The task calls for every line of the data to be retyped exactly.

▶ [Material supplied]:
BEGIN

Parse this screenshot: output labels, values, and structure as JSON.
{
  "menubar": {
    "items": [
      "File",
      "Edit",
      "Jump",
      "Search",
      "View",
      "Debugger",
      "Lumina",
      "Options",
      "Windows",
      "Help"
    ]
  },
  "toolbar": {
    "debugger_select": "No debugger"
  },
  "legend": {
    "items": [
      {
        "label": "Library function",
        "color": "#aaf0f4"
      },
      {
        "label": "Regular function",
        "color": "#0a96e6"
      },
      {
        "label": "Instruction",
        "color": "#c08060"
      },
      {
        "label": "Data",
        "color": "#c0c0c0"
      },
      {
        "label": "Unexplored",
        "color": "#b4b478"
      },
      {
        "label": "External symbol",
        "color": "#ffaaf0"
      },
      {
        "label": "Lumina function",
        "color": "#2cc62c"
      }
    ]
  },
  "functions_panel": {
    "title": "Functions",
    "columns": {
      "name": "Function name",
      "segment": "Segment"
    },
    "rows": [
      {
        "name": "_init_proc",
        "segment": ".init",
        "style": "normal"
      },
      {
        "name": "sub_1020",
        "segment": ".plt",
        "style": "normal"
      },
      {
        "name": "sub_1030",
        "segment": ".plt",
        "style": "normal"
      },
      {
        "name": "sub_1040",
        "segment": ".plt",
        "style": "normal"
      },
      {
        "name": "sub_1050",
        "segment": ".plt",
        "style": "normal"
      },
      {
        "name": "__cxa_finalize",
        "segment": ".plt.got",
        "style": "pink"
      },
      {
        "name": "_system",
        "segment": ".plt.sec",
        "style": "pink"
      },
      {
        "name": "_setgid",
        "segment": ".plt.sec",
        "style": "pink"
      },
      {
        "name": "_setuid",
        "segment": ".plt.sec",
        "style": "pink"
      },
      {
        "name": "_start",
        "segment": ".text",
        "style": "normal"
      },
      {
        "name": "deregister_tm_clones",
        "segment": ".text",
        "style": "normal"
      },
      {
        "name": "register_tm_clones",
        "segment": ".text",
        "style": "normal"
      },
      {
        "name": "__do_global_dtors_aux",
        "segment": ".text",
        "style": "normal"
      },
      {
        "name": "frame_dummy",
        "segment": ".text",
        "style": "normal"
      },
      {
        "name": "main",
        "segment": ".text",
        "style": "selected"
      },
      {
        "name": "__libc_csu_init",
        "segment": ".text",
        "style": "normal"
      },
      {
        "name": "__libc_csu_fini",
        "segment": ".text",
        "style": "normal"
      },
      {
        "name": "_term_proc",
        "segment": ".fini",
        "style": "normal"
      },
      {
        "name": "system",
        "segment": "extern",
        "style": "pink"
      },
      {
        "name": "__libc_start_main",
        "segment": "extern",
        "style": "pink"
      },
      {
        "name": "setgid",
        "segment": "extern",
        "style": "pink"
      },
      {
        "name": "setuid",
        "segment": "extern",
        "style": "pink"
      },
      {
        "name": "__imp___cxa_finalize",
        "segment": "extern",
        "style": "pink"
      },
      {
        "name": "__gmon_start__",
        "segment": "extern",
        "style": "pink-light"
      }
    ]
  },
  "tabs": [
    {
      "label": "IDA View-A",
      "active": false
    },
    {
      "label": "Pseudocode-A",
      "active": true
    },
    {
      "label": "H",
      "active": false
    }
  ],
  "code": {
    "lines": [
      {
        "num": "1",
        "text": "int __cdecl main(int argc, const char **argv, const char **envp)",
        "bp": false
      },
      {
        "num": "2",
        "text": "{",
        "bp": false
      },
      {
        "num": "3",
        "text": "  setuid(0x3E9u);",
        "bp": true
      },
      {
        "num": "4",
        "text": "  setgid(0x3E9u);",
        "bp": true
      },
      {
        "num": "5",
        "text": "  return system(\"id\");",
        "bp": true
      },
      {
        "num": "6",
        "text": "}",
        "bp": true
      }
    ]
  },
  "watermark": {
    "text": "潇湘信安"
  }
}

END

▶ [Task response]:
Parse this screenshot: output labels, values, and structure as JSON.
{
  "menubar": {
    "items": [
      "File",
      "Edit",
      "Jump",
      "Search",
      "View",
      "Debugger",
      "Lumina",
      "Options",
      "Windows",
      "Help"
    ]
  },
  "toolbar": {
    "debugger_select": "No debugger"
  },
  "legend": {
    "items": [
      {
        "label": "Library function",
        "color": "#aaf0f4"
      },
      {
        "label": "Regular function",
        "color": "#0a96e6"
      },
      {
        "label": "Instruction",
        "color": "#c08060"
      },
      {
        "label": "Data",
        "color": "#c0c0c0"
      },
      {
        "label": "Unexplored",
        "color": "#b4b478"
      },
      {
        "label": "External symbol",
        "color": "#ffaaf0"
      },
      {
        "label": "Lumina function",
        "color": "#2cc62c"
      }
    ]
  },
  "functions_panel": {
    "title": "Functions",
    "columns": {
      "name": "Function name",
      "segment": "Segment"
    },
    "rows": [
      {
        "name": "_init_proc",
        "segment": ".init",
        "style": "normal"
      },
      {
        "name": "sub_1020",
        "segment": ".plt",
        "style": "normal"
      },
      {
        "name": "sub_1030",
        "segment": ".plt",
        "style": "normal"
      },
      {
        "name": "sub_1040",
        "segment": ".plt",
        "style": "normal"
      },
      {
        "name": "sub_1050",
        "segment": ".plt",
        "style": "normal"
      },
      {
        "name": "__cxa_finalize",
        "segment": ".plt.got",
        "style": "pink"
      },
      {
        "name": "_system",
        "segment": ".plt.sec",
        "style": "pink"
      },
      {
        "name": "_setgid",
        "segment": ".plt.sec",
        "style": "pink"
      },
      {
        "name": "_setuid",
        "segment": ".plt.sec",
        "style": "pink"
      },
      {
        "name": "_start",
        "segment": ".text",
        "style": "normal"
      },
      {
        "name": "deregister_tm_clones",
        "segment": ".text",
        "style": "normal"
      },
      {
        "name": "register_tm_clones",
        "segment": ".text",
        "style": "normal"
      },
      {
        "name": "__do_global_dtors_aux",
        "segment": ".text",
        "style": "normal"
      },
      {
        "name": "frame_dummy",
        "segment": ".text",
        "style": "normal"
      },
      {
        "name": "main",
        "segment": ".text",
        "style": "selected"
      },
      {
        "name": "__libc_csu_init",
        "segment": ".text",
        "style": "normal"
      },
      {
        "name": "__libc_csu_fini",
        "segment": ".text",
        "style": "normal"
      },
      {
        "name": "_term_proc",
        "segment": ".fini",
        "style": "normal"
      },
      {
        "name": "system",
        "segment": "extern",
        "style": "pink"
      },
      {
        "name": "__libc_start_main",
        "segment": "extern",
        "style": "pink"
      },
      {
        "name": "setgid",
        "segment": "extern",
        "style": "pink"
      },
      {
        "name": "setuid",
        "segment": "extern",
        "style": "pink"
      },
      {
        "name": "__imp___cxa_finalize",
        "segment": "extern",
        "style": "pink"
      },
      {
        "name": "__gmon_start__",
        "segment": "extern",
        "style": "pink-light"
      }
    ]
  },
  "tabs": [
    {
      "label": "IDA View-A",
      "active": false
    },
    {
      "label": "Pseudocode-A",
      "active": true
    },
    {
      "label": "H",
      "active": false
    }
  ],
  "code": {
    "lines": [
      {
        "num": "1",
        "text": "int __cdecl main(int argc, const char **argv, const char **envp)",
        "bp": false
      },
      {
        "num": "2",
        "text": "{",
        "bp": false
      },
      {
        "num": "3",
        "text": "  setuid(0x3E9u);",
        "bp": true
      },
      {
        "num": "4",
        "text": "  setgid(0x3E9u);",
        "bp": true
      },
      {
        "num": "5",
        "text": "  return system(\"id\");",
        "bp": true
      },
      {
        "num": "6",
        "text": "}",
        "bp": true
      }
    ]
  },
  "watermark": {
    "text": "潇湘信安"
  }
}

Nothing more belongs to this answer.